In light of today’s Supreme Court ruling, our economic research team wanted to investigate where same-sex couples have been getting married in the United States.
Over the years, wedding officiating has been one of the most-requested professional services on Thumbtack, and we’ve helped thousands of couples in every state find someone to preside over their wedding ceremonies.
We looked at requests for wedding officiants in the last two years, specifically those that used terms like “same-sex” or “LGBT” in their request descriptions. We then looked at those requests as a percent of all requests on Thumbtack in that state, and ranked the states accordingly.
So which states have the highest rate of requests for officiants at same-sex weddings?
The top states in our ranking were New Mexico, Hawaii, Oklahoma, Iowa, and Delaware, all small states that had previously legalized same-sex marriage.
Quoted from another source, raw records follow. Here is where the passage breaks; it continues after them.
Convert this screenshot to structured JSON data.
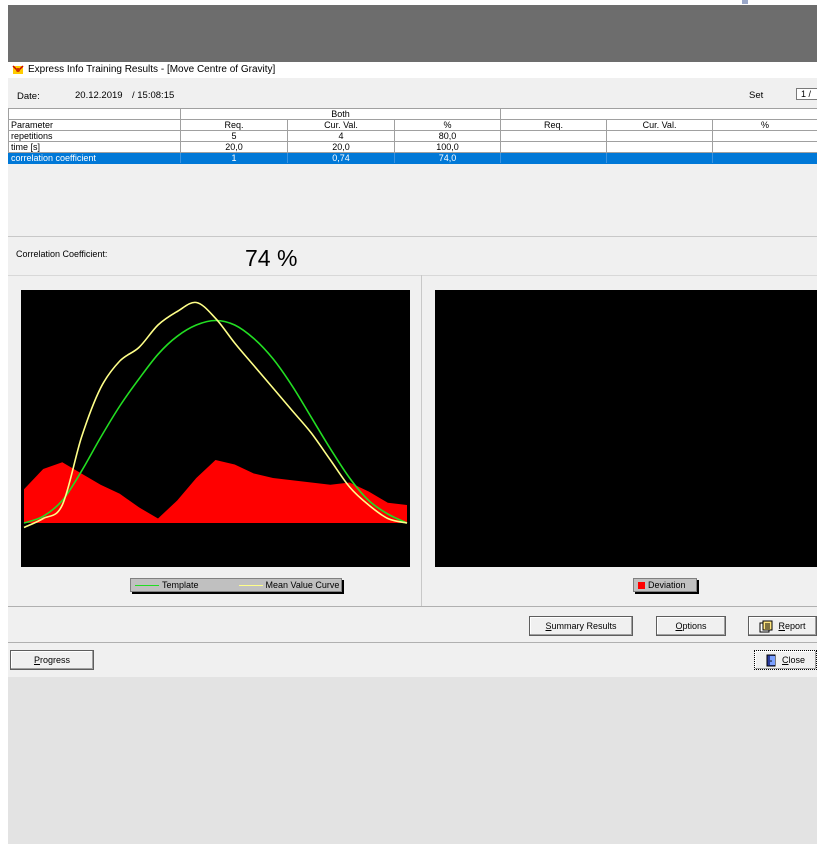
{
  "window": {
    "title": "Express Info Training Results - [Move Centre of Gravity]"
  },
  "info": {
    "date_label": "Date:",
    "date_value": "20.12.2019",
    "time_value": "/ 15:08:15",
    "set_label": "Set",
    "set_value": "1 /"
  },
  "table": {
    "group_headers": [
      "Both",
      ""
    ],
    "columns": [
      "Parameter",
      "Req.",
      "Cur. Val.",
      "%",
      "Req.",
      "Cur. Val.",
      "%"
    ],
    "rows": [
      {
        "cells": [
          "repetitions",
          "5",
          "4",
          "80,0",
          "",
          "",
          ""
        ],
        "selected": false
      },
      {
        "cells": [
          "time [s]",
          "20,0",
          "20,0",
          "100,0",
          "",
          "",
          ""
        ],
        "selected": false
      },
      {
        "cells": [
          "correlation coefficient",
          "1",
          "0,74",
          "74,0",
          "",
          "",
          ""
        ],
        "selected": true
      }
    ]
  },
  "correlation": {
    "label": "Correlation Coefficient:",
    "value": "74 %"
  },
  "legends": {
    "template": "Template",
    "mean": "Mean Value Curve",
    "deviation": "Deviation"
  },
  "colors": {
    "template": "#22dd22",
    "mean": "#ffff88",
    "deviation": "#ff0000",
    "chart_bg": "#000000",
    "selection": "#0078d7"
  },
  "chart_data": {
    "type": "line",
    "x": [
      0,
      5,
      10,
      15,
      20,
      25,
      30,
      35,
      40,
      45,
      50,
      55,
      60,
      65,
      70,
      75,
      80,
      85,
      90,
      95,
      100
    ],
    "series": [
      {
        "name": "Template",
        "values": [
          0.0,
          0.03,
          0.1,
          0.23,
          0.38,
          0.52,
          0.64,
          0.75,
          0.83,
          0.88,
          0.9,
          0.88,
          0.82,
          0.73,
          0.61,
          0.47,
          0.33,
          0.2,
          0.1,
          0.04,
          0.0
        ]
      },
      {
        "name": "Mean Value Curve",
        "values": [
          -0.02,
          0.02,
          0.08,
          0.38,
          0.6,
          0.72,
          0.78,
          0.88,
          0.94,
          0.98,
          0.91,
          0.8,
          0.7,
          0.6,
          0.5,
          0.4,
          0.28,
          0.16,
          0.08,
          0.02,
          0.0
        ]
      },
      {
        "name": "Deviation",
        "values": [
          0.15,
          0.24,
          0.27,
          0.22,
          0.17,
          0.13,
          0.07,
          0.02,
          0.1,
          0.2,
          0.28,
          0.26,
          0.22,
          0.2,
          0.19,
          0.18,
          0.17,
          0.18,
          0.14,
          0.09,
          0.08
        ]
      }
    ]
  },
  "buttons": {
    "summary": "Summary Results",
    "options": "Options",
    "report": "Report",
    "progress": "Progress",
    "close": "Close"
  }
}
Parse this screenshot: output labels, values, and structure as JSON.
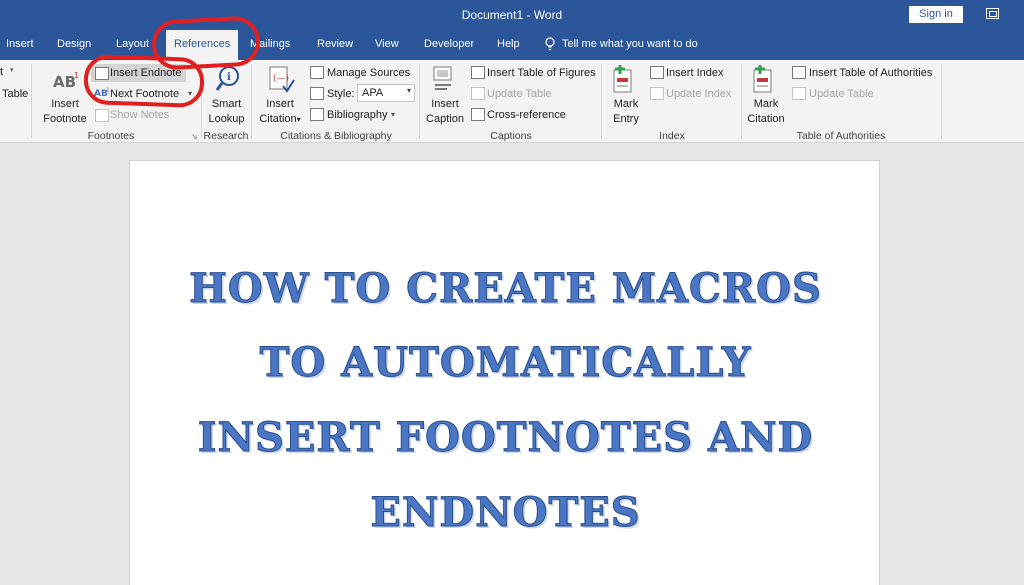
{
  "titlebar": {
    "doc_title": "Document1  -  Word",
    "signin_label": "Sign in"
  },
  "tabs": [
    {
      "label": "Insert"
    },
    {
      "label": "Design"
    },
    {
      "label": "Layout"
    },
    {
      "label": "References"
    },
    {
      "label": "Mailings"
    },
    {
      "label": "Review"
    },
    {
      "label": "View"
    },
    {
      "label": "Developer"
    },
    {
      "label": "Help"
    }
  ],
  "tell_me": "Tell me what you want to do",
  "ribbon": {
    "toc": {
      "partial_top": "t",
      "partial_table": "Table"
    },
    "footnotes": {
      "insert_footnote_1": "Insert",
      "insert_footnote_2": "Footnote",
      "insert_endnote": "Insert Endnote",
      "next_footnote": "Next Footnote",
      "show_notes": "Show Notes",
      "group_label": "Footnotes"
    },
    "research": {
      "smart_lookup_1": "Smart",
      "smart_lookup_2": "Lookup",
      "group_label": "Research"
    },
    "citations": {
      "insert_citation_1": "Insert",
      "insert_citation_2": "Citation",
      "manage_sources": "Manage Sources",
      "style_label": "Style:",
      "style_value": "APA",
      "bibliography": "Bibliography",
      "group_label": "Citations & Bibliography"
    },
    "captions": {
      "insert_caption_1": "Insert",
      "insert_caption_2": "Caption",
      "insert_table_of_figures": "Insert Table of Figures",
      "update_table": "Update Table",
      "cross_reference": "Cross-reference",
      "group_label": "Captions"
    },
    "index": {
      "mark_entry_1": "Mark",
      "mark_entry_2": "Entry",
      "insert_index": "Insert Index",
      "update_index": "Update Index",
      "group_label": "Index"
    },
    "toa": {
      "mark_citation_1": "Mark",
      "mark_citation_2": "Citation",
      "insert_toa": "Insert Table of Authorities",
      "update_table": "Update Table",
      "group_label": "Table of Authorities"
    }
  },
  "document": {
    "lines": [
      "HOW TO CREATE MACROS",
      "TO AUTOMATICALLY",
      "INSERT FOOTNOTES AND",
      "ENDNOTES"
    ]
  },
  "colors": {
    "title_bar": "#2b579a",
    "ribbon_bg": "#f3f3f3",
    "heading_text": "#4a76c4",
    "annotation": "#e02020"
  }
}
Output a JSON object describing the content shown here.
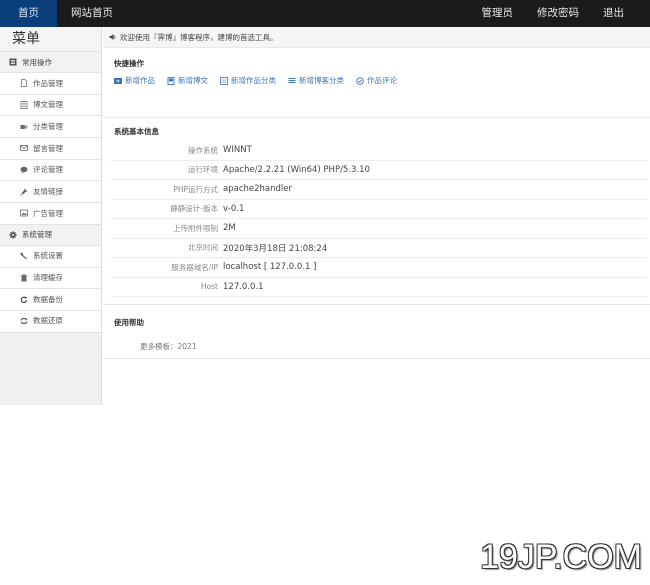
{
  "topbar": {
    "left": [
      {
        "label": "首页",
        "active": true
      },
      {
        "label": "网站首页",
        "active": false
      }
    ],
    "right": [
      {
        "label": "管理员"
      },
      {
        "label": "修改密码"
      },
      {
        "label": "退出"
      }
    ],
    "bg_color": "#1b1b1b",
    "active_color": "#0b3f7a"
  },
  "sidebar": {
    "title": "菜单",
    "groups": [
      {
        "label": "常用操作",
        "icon": "list-icon",
        "items": [
          {
            "label": "作品管理",
            "icon": "file-icon"
          },
          {
            "label": "博文管理",
            "icon": "document-icon"
          },
          {
            "label": "分类管理",
            "icon": "tags-icon"
          },
          {
            "label": "留言管理",
            "icon": "envelope-icon"
          },
          {
            "label": "评论管理",
            "icon": "comment-icon"
          },
          {
            "label": "友情链接",
            "icon": "pushpin-icon"
          },
          {
            "label": "广告管理",
            "icon": "picture-icon"
          }
        ]
      },
      {
        "label": "系统管理",
        "icon": "gear-icon",
        "items": [
          {
            "label": "系统设置",
            "icon": "wrench-icon"
          },
          {
            "label": "清理缓存",
            "icon": "trash-icon"
          },
          {
            "label": "数据备份",
            "icon": "refresh-icon"
          },
          {
            "label": "数据还原",
            "icon": "retweet-icon"
          }
        ]
      }
    ]
  },
  "notice": {
    "icon": "volume-icon",
    "text": "欢迎使用『霁博』博客程序，建博的首选工具。"
  },
  "quick_actions": {
    "title": "快捷操作",
    "links": [
      {
        "label": "新增作品",
        "icon": "film-icon"
      },
      {
        "label": "新增博文",
        "icon": "book-icon"
      },
      {
        "label": "新增作品分类",
        "icon": "list-alt-icon"
      },
      {
        "label": "新增博客分类",
        "icon": "align-justify-icon"
      },
      {
        "label": "作品评论",
        "icon": "ok-circle-icon"
      }
    ],
    "link_color": "#3a75b8"
  },
  "system_info": {
    "title": "系统基本信息",
    "rows": [
      {
        "label": "操作系统",
        "value": "WINNT"
      },
      {
        "label": "运行环境",
        "value": "Apache/2.2.21 (Win64) PHP/5.3.10"
      },
      {
        "label": "PHP运行方式",
        "value": "apache2handler"
      },
      {
        "label": "静静设计-版本",
        "value": "v-0.1"
      },
      {
        "label": "上传附件限制",
        "value": "2M"
      },
      {
        "label": "北京时间",
        "value": "2020年3月18日 21:08:24"
      },
      {
        "label": "服务器域名/IP",
        "value": "localhost [ 127.0.0.1 ]"
      },
      {
        "label": "Host",
        "value": "127.0.0.1"
      }
    ]
  },
  "help": {
    "title": "使用帮助",
    "text": "更多模板：2021"
  },
  "watermark": "19JP.COM"
}
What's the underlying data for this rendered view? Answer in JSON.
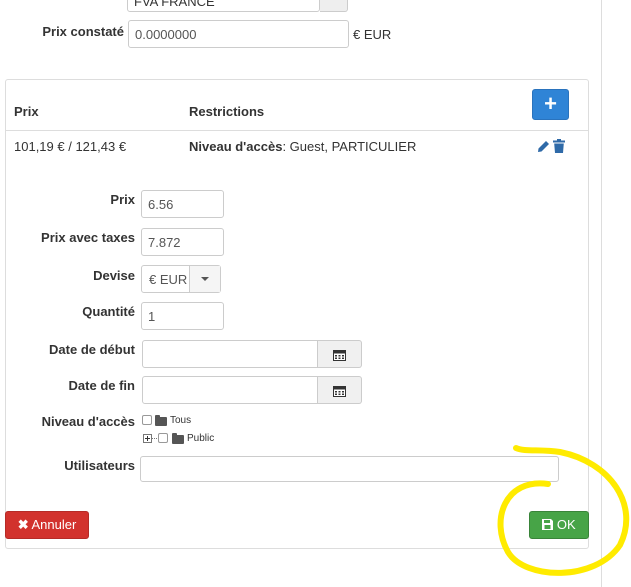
{
  "top_form": {
    "prev_select_value": "FVA FRANCE",
    "prix_constate_label": "Prix constaté",
    "prix_constate_value": "0.0000000",
    "prix_constate_unit": "€ EUR"
  },
  "table": {
    "headers": {
      "price": "Prix",
      "restrictions": "Restrictions"
    },
    "add_button_icon": "plus-icon",
    "row": {
      "price": "101,19 € / 121,43 €",
      "restriction_label": "Niveau d'accès",
      "restriction_value": ": Guest, PARTICULIER",
      "edit_icon": "pencil-icon",
      "delete_icon": "trash-icon"
    }
  },
  "edit_form": {
    "prix_label": "Prix",
    "prix_value": "6.56",
    "prix_taxes_label": "Prix avec taxes",
    "prix_taxes_value": "7.872",
    "devise_label": "Devise",
    "devise_value": "€ EUR",
    "quantite_label": "Quantité",
    "quantite_value": "1",
    "date_debut_label": "Date de début",
    "date_debut_value": "",
    "date_fin_label": "Date de fin",
    "date_fin_value": "",
    "niveau_label": "Niveau d'accès",
    "niveau_options": [
      "Tous",
      "Public"
    ],
    "utilisateurs_label": "Utilisateurs",
    "utilisateurs_value": ""
  },
  "buttons": {
    "cancel": "Annuler",
    "ok": "OK"
  },
  "colors": {
    "add_button": "#2f84d6",
    "cancel_button": "#d2322d",
    "ok_button": "#47a447",
    "highlight": "#ffeb00"
  }
}
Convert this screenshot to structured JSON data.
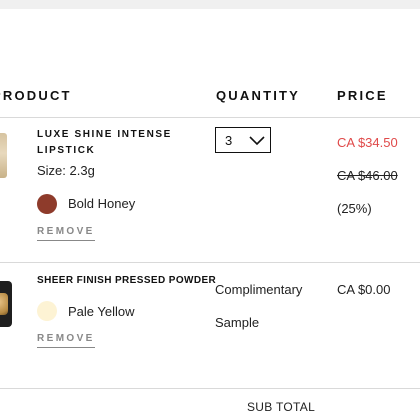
{
  "headers": {
    "product": "PRODUCT",
    "quantity": "QUANTITY",
    "price": "PRICE"
  },
  "items": [
    {
      "name": "LUXE SHINE INTENSE LIPSTICK",
      "size": "Size: 2.3g",
      "shade": "Bold Honey",
      "shade_color": "#8e3b2b",
      "remove_label": "REMOVE",
      "quantity": "3",
      "price_sale": "CA $34.50",
      "price_original": "CA $46.00",
      "discount": "(25%)"
    },
    {
      "name": "SHEER FINISH PRESSED POWDER",
      "shade": "Pale Yellow",
      "shade_color": "#fdf3d4",
      "remove_label": "REMOVE",
      "quantity_line1": "Complimentary",
      "quantity_line2": "Sample",
      "price": "CA $0.00"
    }
  ],
  "summary": {
    "subtotal_label": "SUB TOTAL"
  },
  "colors": {
    "sale": "#e04a4a",
    "rule": "#d9d9d9"
  },
  "icons": {
    "quantity_dropdown": "chevron-down-icon"
  }
}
Unsurprisingly, the volume of requests for officiants at same-sex weddings was significantly higher in states where same-sex marriages had been legally recognized before today’s decision. For example, consider two neighboring states with similar populations: Pennsylvania legalized same-sex marriage in 2014, while Ohio did not recognize same-sex marriage before today. According to our data, Pennsylvania had 5 times the number of requests as did Ohio.
What makes this interesting? We know that same-sex couples live in every state in the U.S., but it turns out they have been almost exclusively choosing to celebrate their marriage with a ceremony in states that legally recognize it. According to Gallup, Pennsylvania has a smaller LGBT population than Ohio, but our data still shows far more requests for officiants at same-sex weddings there.
Same-sex wedding officiating has been such a popular request on Thumbtack that we recently added it as its own category, to make it even easier for same-sex couples to find someone to officiate their union. We’ll track the popularity of this request over time, and revisit what happens after today’s ruling, especially in those states near the bottom of the list.